Anvar Sarygulov is the Head of Research at Bright Blue.
With the public struggling financially, reports that Cabinet ministers are looking to find new ‘non-fiscal’ ways to combat the cost of living crisis were met with a significant degree of derision.
But it is good for Conservative ministers, and the departments they lead, to take a long, hard look at how to better use existing schemes which are already in place to support those on low incomes.
A particular area for improvement is the headache-inducing, byzantine quagmire of disparate state benefits, grants, and payments that support the most vulnerable in our society.
Currently, many government schemes which could be playing a key role in supporting families through this current crisis have low levels of take-up. Part of the challenge of increasing take-up is the significant administrative hoops low-income families need to jump through to access them.
First, they must be aware of their existence, and then also submit pages of personal information that the Government for the most part already holds. This creates an unnecessary administrative burden not only for the claimants, but also for the state.
For example, take Healthy Start vouchers. They provide weekly food vouchers worth between £4.25 and £8.50 to low-income mothers, from their tenth week of pregnancy to the fourth birthday of their child. In March 2022, this NHS-administered scheme had a take-up rate of 72 per cent in England and Wales.
That means that almost 150,000 households in need were not receiving a significant sum of money that could alleviate the need to visit a food bank – even though the Government holds most of the information needed to automate claims for the vouchers.
It is not only the state’s offer to help with costs of birth that are afflicted by low take-up, but also its offer to help with the costs of death.
The Funeral Expenses Payment, which provides help for costs of a funeral for those on low incomes, paid out on average £1,838 in 2020-21. But before the Covid-19 pandemic, the number of awards steadily decreased, from 40,000 in 2006-07 to 25,000 in 2019-20, despite the number of deaths increasing in the same period.
It is certain that there are low-income families out there who are missing out on thousands of pounds of support at a very difficult point in their lives, because of lack of awareness or the complex 25-page form.
There are also substantive concerns about the take-up of the support offered through the recently-introduced Household Support Fund, which provides low-income households with ad-hoc grants or vouchers through their local authority. Rishi Sunak committed a further £500 million to this Fund in the 2022 Spring Statement.
Each local authority, already greatly stretched in terms of resources, is responsible for the design and rollout of their own scheme. There are also barriers for low-income people to access it, who not only need to be aware that the Fund exists, but must also then submit information about their financial status.
The growth of the social security system over many decades has led to the accumulation of layers upon layers of complexity to address new and emerging needs. But the labyrinthine nature of our welfare system is now hurting both the government and those it is supposed to support.

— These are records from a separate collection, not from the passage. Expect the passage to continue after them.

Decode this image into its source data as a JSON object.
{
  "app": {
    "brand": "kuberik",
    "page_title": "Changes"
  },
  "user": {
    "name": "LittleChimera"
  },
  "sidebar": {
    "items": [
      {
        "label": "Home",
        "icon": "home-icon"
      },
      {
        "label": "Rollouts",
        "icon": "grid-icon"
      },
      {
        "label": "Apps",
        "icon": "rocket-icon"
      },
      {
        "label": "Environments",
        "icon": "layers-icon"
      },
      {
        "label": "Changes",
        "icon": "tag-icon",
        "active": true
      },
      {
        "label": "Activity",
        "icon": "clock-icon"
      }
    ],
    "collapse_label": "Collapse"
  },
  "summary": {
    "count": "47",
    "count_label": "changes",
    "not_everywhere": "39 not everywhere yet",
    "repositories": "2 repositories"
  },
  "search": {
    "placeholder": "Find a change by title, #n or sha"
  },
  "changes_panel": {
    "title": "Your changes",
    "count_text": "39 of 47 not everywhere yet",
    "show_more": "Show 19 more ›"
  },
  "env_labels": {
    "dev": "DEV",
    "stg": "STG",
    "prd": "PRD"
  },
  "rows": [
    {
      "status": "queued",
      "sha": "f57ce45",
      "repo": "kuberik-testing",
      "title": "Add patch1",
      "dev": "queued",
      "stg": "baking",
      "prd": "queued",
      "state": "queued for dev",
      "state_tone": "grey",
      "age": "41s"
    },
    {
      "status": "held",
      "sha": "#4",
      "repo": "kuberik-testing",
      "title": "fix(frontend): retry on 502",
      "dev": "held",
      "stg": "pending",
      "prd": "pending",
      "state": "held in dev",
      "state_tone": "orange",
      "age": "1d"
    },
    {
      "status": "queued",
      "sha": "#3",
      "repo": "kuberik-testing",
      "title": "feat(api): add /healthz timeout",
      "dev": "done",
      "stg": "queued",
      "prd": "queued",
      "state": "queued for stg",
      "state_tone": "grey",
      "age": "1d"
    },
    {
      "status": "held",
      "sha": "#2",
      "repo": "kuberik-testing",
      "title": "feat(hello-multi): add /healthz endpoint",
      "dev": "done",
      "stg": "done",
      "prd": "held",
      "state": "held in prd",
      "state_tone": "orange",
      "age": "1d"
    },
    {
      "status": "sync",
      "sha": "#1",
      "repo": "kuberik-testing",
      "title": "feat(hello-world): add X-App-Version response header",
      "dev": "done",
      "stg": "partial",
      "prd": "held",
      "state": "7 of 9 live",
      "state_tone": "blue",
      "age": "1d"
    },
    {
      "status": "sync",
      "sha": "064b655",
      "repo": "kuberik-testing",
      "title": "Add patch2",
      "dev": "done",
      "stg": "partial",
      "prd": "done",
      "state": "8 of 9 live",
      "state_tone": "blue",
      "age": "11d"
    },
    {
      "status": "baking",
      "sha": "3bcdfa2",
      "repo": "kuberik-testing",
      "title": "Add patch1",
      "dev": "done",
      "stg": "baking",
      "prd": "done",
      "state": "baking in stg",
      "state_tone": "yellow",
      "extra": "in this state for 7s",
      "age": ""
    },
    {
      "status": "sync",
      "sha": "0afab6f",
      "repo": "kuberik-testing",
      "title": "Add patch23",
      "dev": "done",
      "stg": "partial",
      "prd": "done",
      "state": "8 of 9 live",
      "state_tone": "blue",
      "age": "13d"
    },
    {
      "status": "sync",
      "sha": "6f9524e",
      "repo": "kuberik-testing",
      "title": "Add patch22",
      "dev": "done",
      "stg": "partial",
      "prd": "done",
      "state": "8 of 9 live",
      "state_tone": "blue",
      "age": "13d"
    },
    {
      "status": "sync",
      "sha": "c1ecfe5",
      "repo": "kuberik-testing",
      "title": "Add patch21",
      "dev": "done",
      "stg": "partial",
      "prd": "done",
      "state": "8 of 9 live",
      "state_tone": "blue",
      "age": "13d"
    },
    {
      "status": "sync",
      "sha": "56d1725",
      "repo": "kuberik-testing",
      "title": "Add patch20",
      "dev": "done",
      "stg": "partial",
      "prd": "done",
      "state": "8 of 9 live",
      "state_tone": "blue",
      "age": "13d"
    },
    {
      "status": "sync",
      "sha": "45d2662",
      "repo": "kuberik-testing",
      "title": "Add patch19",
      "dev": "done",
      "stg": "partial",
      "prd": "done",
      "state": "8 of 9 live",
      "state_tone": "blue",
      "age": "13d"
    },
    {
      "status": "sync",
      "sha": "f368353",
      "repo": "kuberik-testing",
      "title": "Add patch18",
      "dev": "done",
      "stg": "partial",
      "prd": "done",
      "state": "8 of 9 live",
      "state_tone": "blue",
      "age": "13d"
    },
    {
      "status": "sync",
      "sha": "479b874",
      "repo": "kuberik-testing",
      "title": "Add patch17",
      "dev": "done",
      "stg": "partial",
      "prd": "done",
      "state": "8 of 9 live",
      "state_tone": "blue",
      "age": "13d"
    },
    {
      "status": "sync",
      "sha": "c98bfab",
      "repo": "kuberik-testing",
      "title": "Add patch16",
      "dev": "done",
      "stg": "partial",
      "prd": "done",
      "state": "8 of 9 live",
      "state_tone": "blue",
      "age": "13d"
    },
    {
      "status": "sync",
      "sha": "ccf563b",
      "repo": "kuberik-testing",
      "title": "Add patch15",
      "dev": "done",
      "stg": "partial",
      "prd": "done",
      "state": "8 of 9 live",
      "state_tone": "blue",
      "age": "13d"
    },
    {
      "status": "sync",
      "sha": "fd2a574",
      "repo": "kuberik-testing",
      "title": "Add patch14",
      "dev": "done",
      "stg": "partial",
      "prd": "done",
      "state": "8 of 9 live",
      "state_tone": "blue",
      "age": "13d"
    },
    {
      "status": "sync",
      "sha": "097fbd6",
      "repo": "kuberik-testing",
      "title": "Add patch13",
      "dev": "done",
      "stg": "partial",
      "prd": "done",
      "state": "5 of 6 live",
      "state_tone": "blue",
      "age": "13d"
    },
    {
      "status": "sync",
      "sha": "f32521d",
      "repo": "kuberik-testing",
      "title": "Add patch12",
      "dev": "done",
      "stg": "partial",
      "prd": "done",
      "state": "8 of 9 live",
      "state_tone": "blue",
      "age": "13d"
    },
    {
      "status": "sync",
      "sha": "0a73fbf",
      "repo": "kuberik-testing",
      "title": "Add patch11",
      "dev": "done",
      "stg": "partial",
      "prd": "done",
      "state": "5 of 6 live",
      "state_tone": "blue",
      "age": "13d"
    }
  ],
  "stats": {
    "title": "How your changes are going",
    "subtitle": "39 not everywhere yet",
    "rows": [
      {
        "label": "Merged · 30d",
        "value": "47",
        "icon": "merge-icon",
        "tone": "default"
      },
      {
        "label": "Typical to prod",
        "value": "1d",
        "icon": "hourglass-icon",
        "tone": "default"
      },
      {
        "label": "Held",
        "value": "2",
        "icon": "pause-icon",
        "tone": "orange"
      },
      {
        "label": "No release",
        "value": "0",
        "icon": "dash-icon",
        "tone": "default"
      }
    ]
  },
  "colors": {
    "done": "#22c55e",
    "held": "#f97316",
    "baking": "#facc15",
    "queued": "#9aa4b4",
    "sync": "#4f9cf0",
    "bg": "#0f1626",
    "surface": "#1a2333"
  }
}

In this context, the Conservatives need to be proud of the core achievement of Universal Credit: simplifying six disparate in-work and out-of-work payments scattered across three government departments into one streamlined benefit. Now they need to boldly continue their work in reducing complexity.
Rather than continuing to bolt-on new ways to support people, like the Household Support Fund, and growing the administrative behemoth that is our social security system, the Government needs to think much more about how it can use the existing benefit systems and information databases to provide simplified help to people who need it.
The changes to the Warm Home Discount scheme being introduced this year, which will use government-held property, benefit and tax data to automatically identify low-income households most in need of help with heating bills, is an example of what ministers should be doing across the social security system.
Getting more people to take-up existing schemes will not be sufficient to tackle the cost-of-living crisis given its scale: with inflation forecast to peak at ten per cent this year, but benefits only rising by 3.1 per cent this April, the outlook for low-income households is dire.
However, reducing complexity will still substantively benefit thousands of low-income households who are currently missing out on vital support, and it will be through simplifying bureaucratic demands and harnessing the power of technology that the Conservatives will make a difference and increase take-up.